Problem details
The only acceptable output is every entry, printed exactly.
**** Records for this task ****
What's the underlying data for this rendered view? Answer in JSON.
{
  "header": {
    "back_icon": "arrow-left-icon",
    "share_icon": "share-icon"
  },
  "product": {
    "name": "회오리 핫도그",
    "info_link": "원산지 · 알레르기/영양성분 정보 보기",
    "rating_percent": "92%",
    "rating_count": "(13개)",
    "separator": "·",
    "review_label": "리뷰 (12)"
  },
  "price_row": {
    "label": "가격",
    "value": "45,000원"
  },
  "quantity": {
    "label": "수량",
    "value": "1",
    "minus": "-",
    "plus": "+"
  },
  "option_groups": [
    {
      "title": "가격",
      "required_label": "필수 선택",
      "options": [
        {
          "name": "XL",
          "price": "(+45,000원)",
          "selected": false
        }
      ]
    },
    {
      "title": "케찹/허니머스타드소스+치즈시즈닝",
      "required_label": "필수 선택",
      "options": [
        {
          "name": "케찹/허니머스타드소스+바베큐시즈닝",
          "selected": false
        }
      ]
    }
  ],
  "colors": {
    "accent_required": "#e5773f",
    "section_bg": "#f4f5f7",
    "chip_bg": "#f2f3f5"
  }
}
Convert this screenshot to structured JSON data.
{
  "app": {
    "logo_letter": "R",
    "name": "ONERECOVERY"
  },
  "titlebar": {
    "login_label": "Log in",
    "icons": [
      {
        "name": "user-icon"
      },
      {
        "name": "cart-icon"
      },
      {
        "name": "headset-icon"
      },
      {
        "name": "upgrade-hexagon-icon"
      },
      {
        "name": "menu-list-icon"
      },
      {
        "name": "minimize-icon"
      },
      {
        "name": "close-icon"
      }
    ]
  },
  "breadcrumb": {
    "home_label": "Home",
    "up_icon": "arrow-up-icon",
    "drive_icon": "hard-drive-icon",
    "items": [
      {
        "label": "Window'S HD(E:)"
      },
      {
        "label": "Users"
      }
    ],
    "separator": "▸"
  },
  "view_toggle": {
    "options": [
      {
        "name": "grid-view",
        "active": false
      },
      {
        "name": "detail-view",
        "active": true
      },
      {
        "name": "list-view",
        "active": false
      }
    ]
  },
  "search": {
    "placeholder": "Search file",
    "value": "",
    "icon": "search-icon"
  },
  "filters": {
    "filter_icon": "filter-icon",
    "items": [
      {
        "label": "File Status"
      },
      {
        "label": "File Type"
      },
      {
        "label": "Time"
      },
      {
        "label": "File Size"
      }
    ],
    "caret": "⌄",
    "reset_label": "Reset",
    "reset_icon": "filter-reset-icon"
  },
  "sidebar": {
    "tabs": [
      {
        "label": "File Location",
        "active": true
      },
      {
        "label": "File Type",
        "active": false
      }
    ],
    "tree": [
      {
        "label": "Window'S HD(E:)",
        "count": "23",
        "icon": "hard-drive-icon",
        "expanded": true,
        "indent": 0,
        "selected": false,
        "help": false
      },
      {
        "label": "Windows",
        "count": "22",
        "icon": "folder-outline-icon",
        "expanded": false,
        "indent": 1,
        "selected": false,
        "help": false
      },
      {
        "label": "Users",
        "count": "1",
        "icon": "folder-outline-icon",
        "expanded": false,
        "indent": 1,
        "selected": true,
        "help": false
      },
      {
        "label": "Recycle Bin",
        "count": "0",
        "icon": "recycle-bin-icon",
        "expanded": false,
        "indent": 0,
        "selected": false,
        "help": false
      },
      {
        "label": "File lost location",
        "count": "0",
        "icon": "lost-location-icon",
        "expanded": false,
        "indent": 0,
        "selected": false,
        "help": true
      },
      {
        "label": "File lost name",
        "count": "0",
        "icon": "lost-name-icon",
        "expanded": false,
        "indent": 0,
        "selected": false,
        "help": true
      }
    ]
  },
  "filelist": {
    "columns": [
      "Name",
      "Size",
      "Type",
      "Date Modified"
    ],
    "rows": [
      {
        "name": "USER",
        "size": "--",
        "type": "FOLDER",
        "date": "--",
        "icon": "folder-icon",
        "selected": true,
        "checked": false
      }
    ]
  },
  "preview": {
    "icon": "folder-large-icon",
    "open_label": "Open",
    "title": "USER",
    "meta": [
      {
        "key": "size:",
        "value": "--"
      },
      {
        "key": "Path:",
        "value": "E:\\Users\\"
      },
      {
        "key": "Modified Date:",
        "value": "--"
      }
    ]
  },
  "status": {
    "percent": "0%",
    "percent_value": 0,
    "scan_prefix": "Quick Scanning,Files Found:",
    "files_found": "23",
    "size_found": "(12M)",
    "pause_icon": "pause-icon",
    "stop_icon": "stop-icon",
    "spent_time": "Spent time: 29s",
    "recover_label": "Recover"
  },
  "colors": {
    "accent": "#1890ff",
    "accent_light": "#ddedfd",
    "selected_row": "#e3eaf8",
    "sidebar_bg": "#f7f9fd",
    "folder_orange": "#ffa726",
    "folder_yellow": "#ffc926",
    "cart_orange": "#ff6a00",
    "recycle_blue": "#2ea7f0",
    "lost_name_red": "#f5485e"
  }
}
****
Result of this task
What's the underlying data for this rendered view? Answer in JSON.
{
  "header": {
    "back_icon": "arrow-left-icon",
    "share_icon": "share-icon"
  },
  "product": {
    "name": "회오리 핫도그",
    "info_link": "원산지 · 알레르기/영양성분 정보 보기",
    "rating_percent": "92%",
    "rating_count": "(13개)",
    "separator": "·",
    "review_label": "리뷰 (12)"
  },
  "price_row": {
    "label": "가격",
    "value": "45,000원"
  },
  "quantity": {
    "label": "수량",
    "value": "1",
    "minus": "-",
    "plus": "+"
  },
  "option_groups": [
    {
      "title": "가격",
      "required_label": "필수 선택",
      "options": [
        {
          "name": "XL",
          "price": "(+45,000원)",
          "selected": false
        }
      ]
    },
    {
      "title": "케찹/허니머스타드소스+치즈시즈닝",
      "required_label": "필수 선택",
      "options": [
        {
          "name": "케찹/허니머스타드소스+바베큐시즈닝",
          "selected": false
        }
      ]
    }
  ],
  "colors": {
    "accent_required": "#e5773f",
    "section_bg": "#f4f5f7",
    "chip_bg": "#f2f3f5"
  }
}
Convert this screenshot to structured JSON data.
{
  "app": {
    "logo_letter": "R",
    "name": "ONERECOVERY"
  },
  "titlebar": {
    "login_label": "Log in",
    "icons": [
      {
        "name": "user-icon"
      },
      {
        "name": "cart-icon"
      },
      {
        "name": "headset-icon"
      },
      {
        "name": "upgrade-hexagon-icon"
      },
      {
        "name": "menu-list-icon"
      },
      {
        "name": "minimize-icon"
      },
      {
        "name": "close-icon"
      }
    ]
  },
  "breadcrumb": {
    "home_label": "Home",
    "up_icon": "arrow-up-icon",
    "drive_icon": "hard-drive-icon",
    "items": [
      {
        "label": "Window'S HD(E:)"
      },
      {
        "label": "Users"
      }
    ],
    "separator": "▸"
  },
  "view_toggle": {
    "options": [
      {
        "name": "grid-view",
        "active": false
      },
      {
        "name": "detail-view",
        "active": true
      },
      {
        "name": "list-view",
        "active": false
      }
    ]
  },
  "search": {
    "placeholder": "Search file",
    "value": "",
    "icon": "search-icon"
  },
  "filters": {
    "filter_icon": "filter-icon",
    "items": [
      {
        "label": "File Status"
      },
      {
        "label": "File Type"
      },
      {
        "label": "Time"
      },
      {
        "label": "File Size"
      }
    ],
    "caret": "⌄",
    "reset_label": "Reset",
    "reset_icon": "filter-reset-icon"
  },
  "sidebar": {
    "tabs": [
      {
        "label": "File Location",
        "active": true
      },
      {
        "label": "File Type",
        "active": false
      }
    ],
    "tree": [
      {
        "label": "Window'S HD(E:)",
        "count": "23",
        "icon": "hard-drive-icon",
        "expanded": true,
        "indent": 0,
        "selected": false,
        "help": false
      },
      {
        "label": "Windows",
        "count": "22",
        "icon": "folder-outline-icon",
        "expanded": false,
        "indent": 1,
        "selected": false,
        "help": false
      },
      {
        "label": "Users",
        "count": "1",
        "icon": "folder-outline-icon",
        "expanded": false,
        "indent": 1,
        "selected": true,
        "help": false
      },
      {
        "label": "Recycle Bin",
        "count": "0",
        "icon": "recycle-bin-icon",
        "expanded": false,
        "indent": 0,
        "selected": false,
        "help": false
      },
      {
        "label": "File lost location",
        "count": "0",
        "icon": "lost-location-icon",
        "expanded": false,
        "indent": 0,
        "selected": false,
        "help": true
      },
      {
        "label": "File lost name",
        "count": "0",
        "icon": "lost-name-icon",
        "expanded": false,
        "indent": 0,
        "selected": false,
        "help": true
      }
    ]
  },
  "filelist": {
    "columns": [
      "Name",
      "Size",
      "Type",
      "Date Modified"
    ],
    "rows": [
      {
        "name": "USER",
        "size": "--",
        "type": "FOLDER",
        "date": "--",
        "icon": "folder-icon",
        "selected": true,
        "checked": false
      }
    ]
  },
  "preview": {
    "icon": "folder-large-icon",
    "open_label": "Open",
    "title": "USER",
    "meta": [
      {
        "key": "size:",
        "value": "--"
      },
      {
        "key": "Path:",
        "value": "E:\\Users\\"
      },
      {
        "key": "Modified Date:",
        "value": "--"
      }
    ]
  },
  "status": {
    "percent": "0%",
    "percent_value": 0,
    "scan_prefix": "Quick Scanning,Files Found:",
    "files_found": "23",
    "size_found": "(12M)",
    "pause_icon": "pause-icon",
    "stop_icon": "stop-icon",
    "spent_time": "Spent time: 29s",
    "recover_label": "Recover"
  },
  "colors": {
    "accent": "#1890ff",
    "accent_light": "#ddedfd",
    "selected_row": "#e3eaf8",
    "sidebar_bg": "#f7f9fd",
    "folder_orange": "#ffa726",
    "folder_yellow": "#ffc926",
    "cart_orange": "#ff6a00",
    "recycle_blue": "#2ea7f0",
    "lost_name_red": "#f5485e"
  }
}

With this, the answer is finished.